The recorded history of early civilization arose in the Kingdom of Kush, and later in Ancient Egypt, the Sahel, the Maghreb and the Horn of Africa.
Nearly twenty-four hundred years ago, the Athenian philosopher Plato penned one of the most controversial and tantalizing stories ever written.
Once upon a time, he said, there had existed a magnificent seafaring civilization which had attempted to take over the world, but had perished when its island sank into the sea the result of an unbearable cataclysm of earthquakes and floods.
He once poignantly wrote that “the nerve of the world has been deadened for centuries to the vibrations of African genius” (2).
Here, I attempt to send an electrical impulse to this long-deadened nerve. Despite this, it still should be evident that the ancient people of Africa, like so many other ancients of the world, definitely had their genius.
By Sydella Blatch Despite suffering through the horrific system of slavery, sharecropping and the Jim Crow era, early African-Americans made countless contributions to science and technology (1).

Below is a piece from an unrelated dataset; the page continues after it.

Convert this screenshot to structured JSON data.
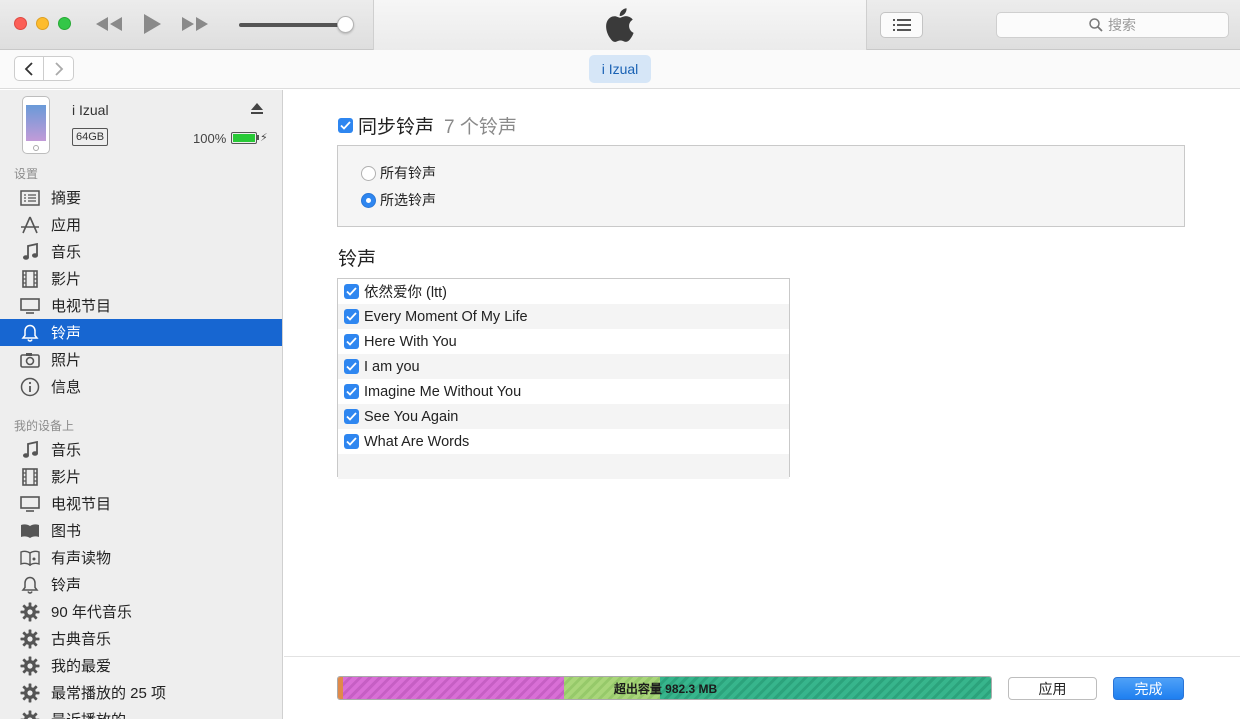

That is to say the least, a potential force in world politics, quite apart from the question of oil.
Unfortunately, few of us are aware of these accomplishments, as the history of Africa, beyond ancient Egypt, is seldom publicized.
Sadly, the vast majority of discussions on the origins of science include only the Greeks, Romans and other whites.
But in fact most of their discoveries came thousands of years after African developments.
While the remarkable black civilization in Egypt remains alluring, there was sophistication and impressive inventions throughout ancient sub-Saharan Africa as well. The most prolific is the late Ivan Van Sertima, an associate professor at Rutgers University.